Therefore, he will devote his speech at the Emmy ceremony to those who do not fit into the generally accepted norm.

“I want to dedicate this award to all the children who have a name like mine, which is difficult to pronounce. Who does not look like all classmates, who feel like outsiders and who are seen as Americans with a hyphen, and not just Americans. And this Emmy is an award for all of us, ”Andrey said in his speech.

Read also on ForumDaily:

A descendant of Ukrainian immigrants and a tough critic of the Kremlin: what is known about the new US Secretary of State

'This is a dream come true': how the invention of a Ukrainian woman attracted star investors in the USA

In the new series Netflix spoke about the poisoning of Bandera and Yushchenko

Ukrainians living abroad spoke about their experience of vaccination against COVID-19

'Not just a thing, but a piece of heart': how Ukrainian women create handmade gifts in the USA

Emmys Our people Ukrainian
Subscribe to ForumDaily on Google News

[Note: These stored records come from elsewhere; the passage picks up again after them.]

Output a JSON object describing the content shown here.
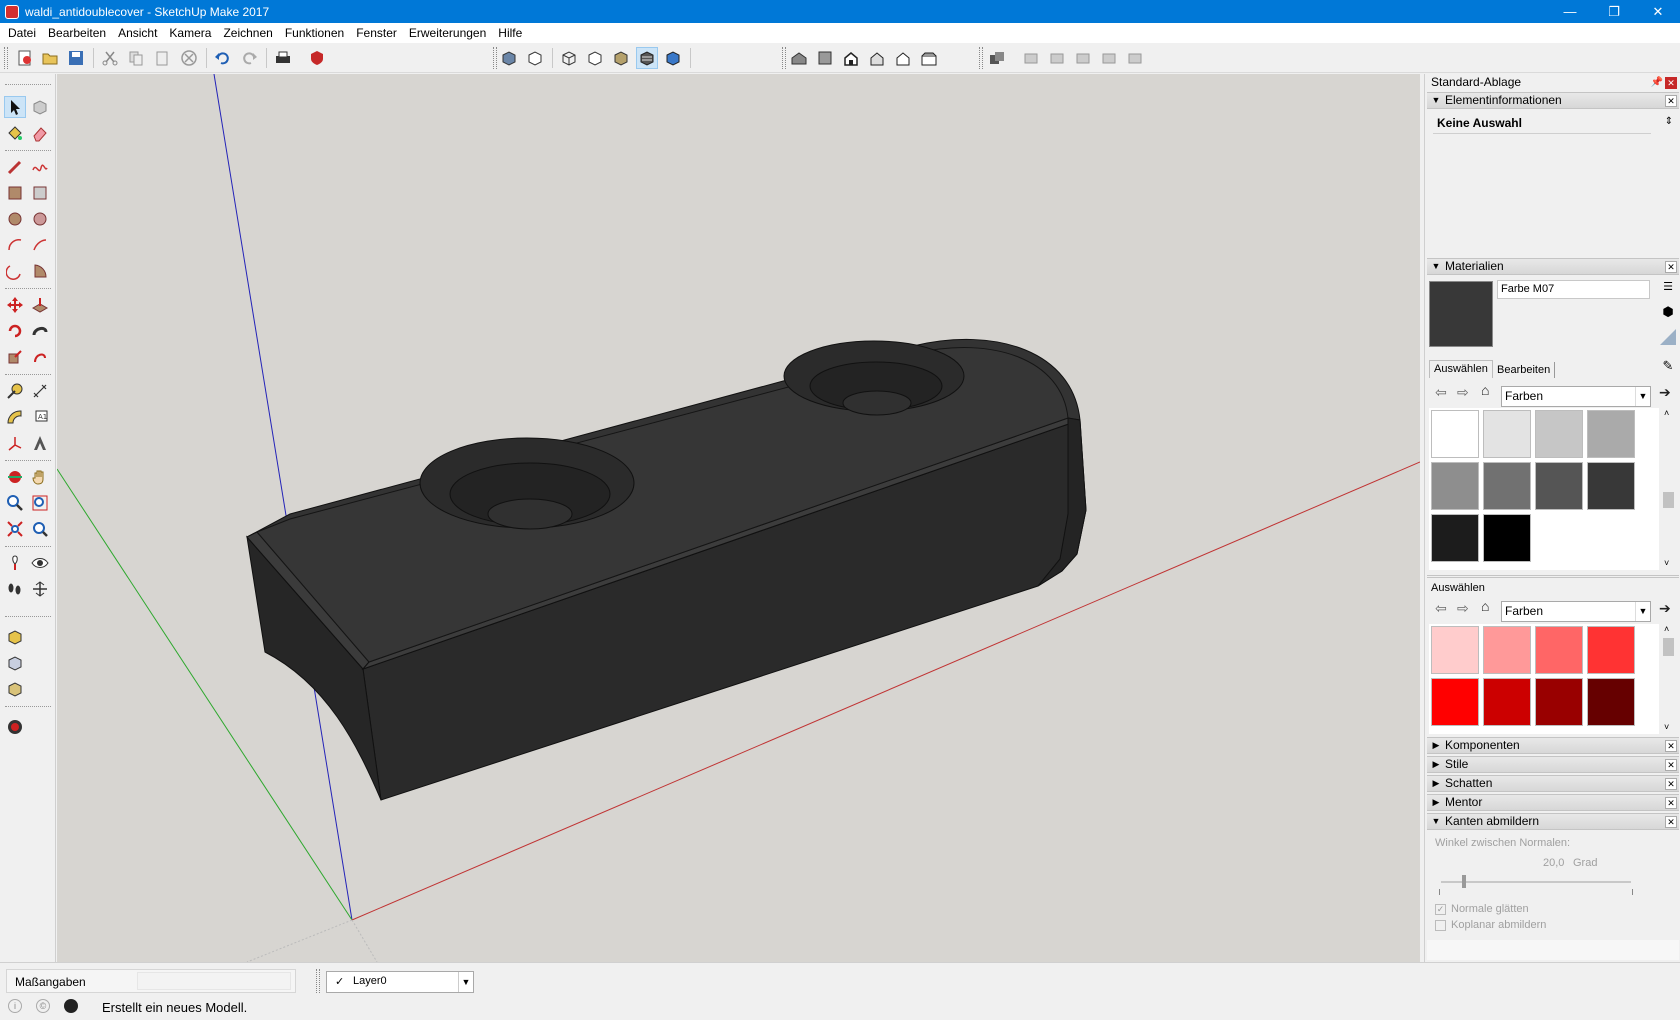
{
  "window": {
    "title": "waldi_antidoublecover - SketchUp Make 2017",
    "min": "—",
    "restore": "❐",
    "close": "✕"
  },
  "menu": [
    "Datei",
    "Bearbeiten",
    "Ansicht",
    "Kamera",
    "Zeichnen",
    "Funktionen",
    "Fenster",
    "Erweiterungen",
    "Hilfe"
  ],
  "tray": {
    "title": "Standard-Ablage",
    "entity_info": {
      "label": "Elementinformationen",
      "value": "Keine Auswahl"
    },
    "materials": {
      "label": "Materialien",
      "current_name": "Farbe M07",
      "current_color": "#383838",
      "tabs": [
        "Auswählen",
        "Bearbeiten"
      ],
      "collection": "Farben",
      "grays": [
        "#ffffff",
        "#e3e3e3",
        "#c6c6c6",
        "#aaaaaa",
        "#8e8e8e",
        "#717171",
        "#555555",
        "#383838",
        "#1c1c1c",
        "#000000"
      ],
      "second_label": "Auswählen",
      "second_collection": "Farben",
      "reds": [
        "#ffcccc",
        "#ff9999",
        "#ff6666",
        "#ff3333",
        "#ff0000",
        "#cc0000",
        "#990000",
        "#660000"
      ]
    },
    "sections": [
      "Komponenten",
      "Stile",
      "Schatten",
      "Mentor"
    ],
    "soften": {
      "label": "Kanten abmildern",
      "angle_label": "Winkel zwischen Normalen:",
      "angle_value": "20,0",
      "angle_unit": "Grad",
      "smooth_normals": "Normale glätten",
      "soften_coplanar": "Koplanar abmildern"
    }
  },
  "status": {
    "measurements_label": "Maßangaben",
    "layer": "Layer0",
    "message": "Erstellt ein neues Modell."
  }
}
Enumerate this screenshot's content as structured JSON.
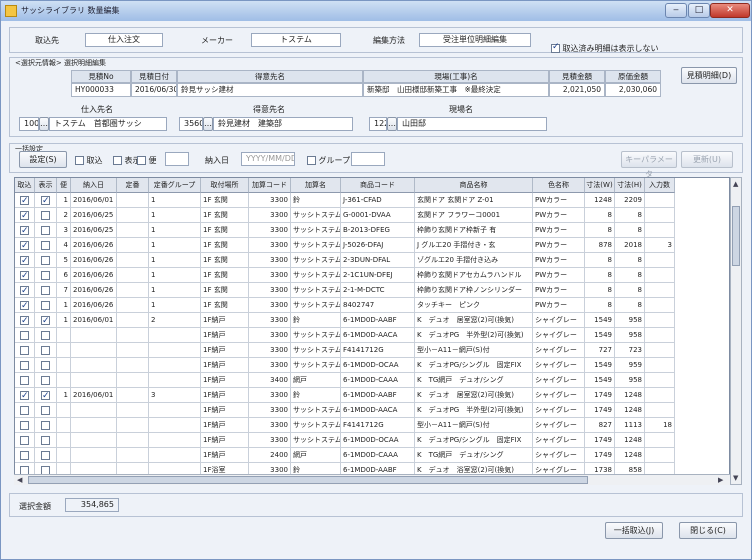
{
  "window": {
    "title": "サッシライブラリ 数量編集",
    "minimize": "‒",
    "maximize": "□",
    "close": "✕"
  },
  "top": {
    "kind_label": "取込先",
    "kind_value": "仕入注文",
    "maker_label": "メーカー",
    "maker_value": "トステム",
    "edit_label": "編集方法",
    "edit_value": "受注単位明細編集",
    "option_label": "取込済み明細は表示しない"
  },
  "estimate": {
    "section": "<選択元情報> 選択明細編集",
    "headers": [
      "見積No",
      "見積日付",
      "得意先名",
      "現場(工事)名",
      "見積金額",
      "原価金額"
    ],
    "values": [
      "HY000033",
      "2016/06/30",
      "鈴見サッシ建材",
      "新築邸　山田様邸新築工事　※最終決定",
      "2,021,050",
      "2,030,060"
    ],
    "detail_button": "見積明細(D)"
  },
  "supplier": {
    "order_to_label": "仕入先名",
    "order_to_code": "100",
    "order_to_name": "トステム　首都圏サッシ",
    "customer_label": "得意先名",
    "customer_code": "3560",
    "customer_name": "鈴見建材　建築部",
    "site_label": "現場名",
    "site_code": "122",
    "site_name": "山田邸"
  },
  "bulk": {
    "section": "一括設定",
    "set_button": "設定(S)",
    "take_label": "取込",
    "display_label": "表示",
    "flight_label": "便",
    "date_label": "納入日",
    "date_placeholder": "YYYY/MM/DD",
    "group_label": "グループ",
    "btn_right1": "キーパラメータ",
    "btn_right2": "更新(U)"
  },
  "grid": {
    "columns": [
      "取込",
      "表示",
      "便",
      "納入日",
      "定番",
      "定番グループ",
      "取付場所",
      "加算コード",
      "加算名",
      "商品コード",
      "商品名称",
      "色名称",
      "寸法(W)",
      "寸法(H)",
      "入力数"
    ],
    "rows": [
      {
        "take": true,
        "show": true,
        "flight": "1",
        "date": "2016/06/01",
        "std": "",
        "grp": "1",
        "place": "1F 玄関",
        "code": "3300",
        "name": "鈴",
        "pcode": "J-361-CFAD",
        "pname": "玄関ドア 玄関ドア Z-01",
        "color": "PWカラー",
        "w": "1248",
        "h": "2209",
        "qty": ""
      },
      {
        "take": true,
        "show": false,
        "flight": "2",
        "date": "2016/06/25",
        "std": "",
        "grp": "1",
        "place": "1F 玄関",
        "code": "3300",
        "name": "サッシトステム",
        "pcode": "G-0001-DVAA",
        "pname": "玄関ドア フラワーコ0001",
        "color": "PWカラー",
        "w": "8",
        "h": "8",
        "qty": ""
      },
      {
        "take": true,
        "show": false,
        "flight": "3",
        "date": "2016/06/25",
        "std": "",
        "grp": "1",
        "place": "1F 玄関",
        "code": "3300",
        "name": "サッシトステム",
        "pcode": "B-2013-DFEG",
        "pname": "枠飾り玄関ドア枠新子 有",
        "color": "PWカラー",
        "w": "8",
        "h": "8",
        "qty": ""
      },
      {
        "take": true,
        "show": false,
        "flight": "4",
        "date": "2016/06/26",
        "std": "",
        "grp": "1",
        "place": "1F 玄関",
        "code": "3300",
        "name": "サッシトステム",
        "pcode": "J-5026-DFAJ",
        "pname": "J グルエ20 手摺付き・玄",
        "color": "PWカラー",
        "w": "878",
        "h": "2018",
        "qty": "3"
      },
      {
        "take": true,
        "show": false,
        "flight": "5",
        "date": "2016/06/26",
        "std": "",
        "grp": "1",
        "place": "1F 玄関",
        "code": "3300",
        "name": "サッシトステム",
        "pcode": "2-3DUN-DFAL",
        "pname": "ゾグルエ20 手摺付き込み",
        "color": "PWカラー",
        "w": "8",
        "h": "8",
        "qty": ""
      },
      {
        "take": true,
        "show": false,
        "flight": "6",
        "date": "2016/06/26",
        "std": "",
        "grp": "1",
        "place": "1F 玄関",
        "code": "3300",
        "name": "サッシトステム",
        "pcode": "2-1C1UN-DFEJ",
        "pname": "枠飾り玄関ドアセカムラハンドル",
        "color": "PWカラー",
        "w": "8",
        "h": "8",
        "qty": ""
      },
      {
        "take": true,
        "show": false,
        "flight": "7",
        "date": "2016/06/26",
        "std": "",
        "grp": "1",
        "place": "1F 玄関",
        "code": "3300",
        "name": "サッシトステム",
        "pcode": "2-1-M-DCTC",
        "pname": "枠飾り玄関ドア枠ノンシリンダー",
        "color": "PWカラー",
        "w": "8",
        "h": "8",
        "qty": ""
      },
      {
        "take": true,
        "show": false,
        "flight": "1",
        "date": "2016/06/26",
        "std": "",
        "grp": "1",
        "place": "1F 玄関",
        "code": "3300",
        "name": "サッシトステム",
        "pcode": "8402747",
        "pname": "タッチキー　ピンク",
        "color": "PWカラー",
        "w": "8",
        "h": "8",
        "qty": ""
      },
      {
        "take": true,
        "show": true,
        "flight": "1",
        "date": "2016/06/01",
        "std": "",
        "grp": "2",
        "place": "1F納戸",
        "code": "3300",
        "name": "鈴",
        "pcode": "6-1MD0D-AABF",
        "pname": "K　デュオ　居室窓(2)可(換気)",
        "color": "シャイグレー",
        "w": "1549",
        "h": "958",
        "qty": ""
      },
      {
        "take": false,
        "show": false,
        "flight": "",
        "date": "",
        "std": "",
        "grp": "",
        "place": "1F納戸",
        "code": "3300",
        "name": "サッシトステム",
        "pcode": "6-1MD0D-AACA",
        "pname": "K　デュオPG　半外型(2)可(換気)",
        "color": "シャイグレー",
        "w": "1549",
        "h": "958",
        "qty": ""
      },
      {
        "take": false,
        "show": false,
        "flight": "",
        "date": "",
        "std": "",
        "grp": "",
        "place": "1F納戸",
        "code": "3300",
        "name": "サッシトステム",
        "pcode": "F4141712G",
        "pname": "型小－A11－網戸(S)付",
        "color": "シャイグレー",
        "w": "727",
        "h": "723",
        "qty": ""
      },
      {
        "take": false,
        "show": false,
        "flight": "",
        "date": "",
        "std": "",
        "grp": "",
        "place": "1F納戸",
        "code": "3300",
        "name": "サッシトステム",
        "pcode": "6-1MD0D-OCAA",
        "pname": "K　デュオPG/シングル　固定FIX",
        "color": "シャイグレー",
        "w": "1549",
        "h": "959",
        "qty": ""
      },
      {
        "take": false,
        "show": false,
        "flight": "",
        "date": "",
        "std": "",
        "grp": "",
        "place": "1F納戸",
        "code": "3400",
        "name": "網戸",
        "pcode": "6-1MD0D-CAAA",
        "pname": "K　TG網戸　デュオ/シング",
        "color": "シャイグレー",
        "w": "1549",
        "h": "958",
        "qty": ""
      },
      {
        "take": true,
        "show": true,
        "flight": "1",
        "date": "2016/06/01",
        "std": "",
        "grp": "3",
        "place": "1F納戸",
        "code": "3300",
        "name": "鈴",
        "pcode": "6-1MD0D-AABF",
        "pname": "K　デュオ　居室窓(2)可(換気)",
        "color": "シャイグレー",
        "w": "1749",
        "h": "1248",
        "qty": ""
      },
      {
        "take": false,
        "show": false,
        "flight": "",
        "date": "",
        "std": "",
        "grp": "",
        "place": "1F納戸",
        "code": "3300",
        "name": "サッシトステム",
        "pcode": "6-1MD0D-AACA",
        "pname": "K　デュオPG　半外型(2)可(換気)",
        "color": "シャイグレー",
        "w": "1749",
        "h": "1248",
        "qty": ""
      },
      {
        "take": false,
        "show": false,
        "flight": "",
        "date": "",
        "std": "",
        "grp": "",
        "place": "1F納戸",
        "code": "3300",
        "name": "サッシトステム",
        "pcode": "F4141712G",
        "pname": "型小－A11－網戸(S)付",
        "color": "シャイグレー",
        "w": "827",
        "h": "1113",
        "qty": "18"
      },
      {
        "take": false,
        "show": false,
        "flight": "",
        "date": "",
        "std": "",
        "grp": "",
        "place": "1F納戸",
        "code": "3300",
        "name": "サッシトステム",
        "pcode": "6-1MD0D-OCAA",
        "pname": "K　デュオPG/シングル　固定FIX",
        "color": "シャイグレー",
        "w": "1749",
        "h": "1248",
        "qty": ""
      },
      {
        "take": false,
        "show": false,
        "flight": "",
        "date": "",
        "std": "",
        "grp": "",
        "place": "1F納戸",
        "code": "2400",
        "name": "網戸",
        "pcode": "6-1MD0D-CAAA",
        "pname": "K　TG網戸　デュオ/シング",
        "color": "シャイグレー",
        "w": "1749",
        "h": "1248",
        "qty": ""
      },
      {
        "take": false,
        "show": false,
        "flight": "",
        "date": "",
        "std": "",
        "grp": "",
        "place": "1F浴室",
        "code": "3300",
        "name": "鈴",
        "pcode": "6-1MD0D-AABF",
        "pname": "K　デュオ　浴室窓(2)可(換気)",
        "color": "シャイグレー",
        "w": "1738",
        "h": "858",
        "qty": ""
      }
    ]
  },
  "footer": {
    "total_label": "選択金額",
    "total_value": "354,865",
    "btn_bulk": "一括取込(J)",
    "btn_close": "閉じる(C)"
  },
  "colors": {
    "accent": "#7a96c2",
    "titlebar": "#9fbde6"
  }
}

Do you want more important and interesting news about life in the USA and immigration to America? Subscribe to our page in Facebook. Choose the "Display Priority" option and read us first. Also, don't forget to subscribe to our РєР ° РЅР ° Р »РІ Telegram - there are many interesting things. And join thousands of readers ForumDaily Woman и ForumDaily New York - there you will find a lot of interesting and positive information. 



 
1168 requests in 1,927 seconds.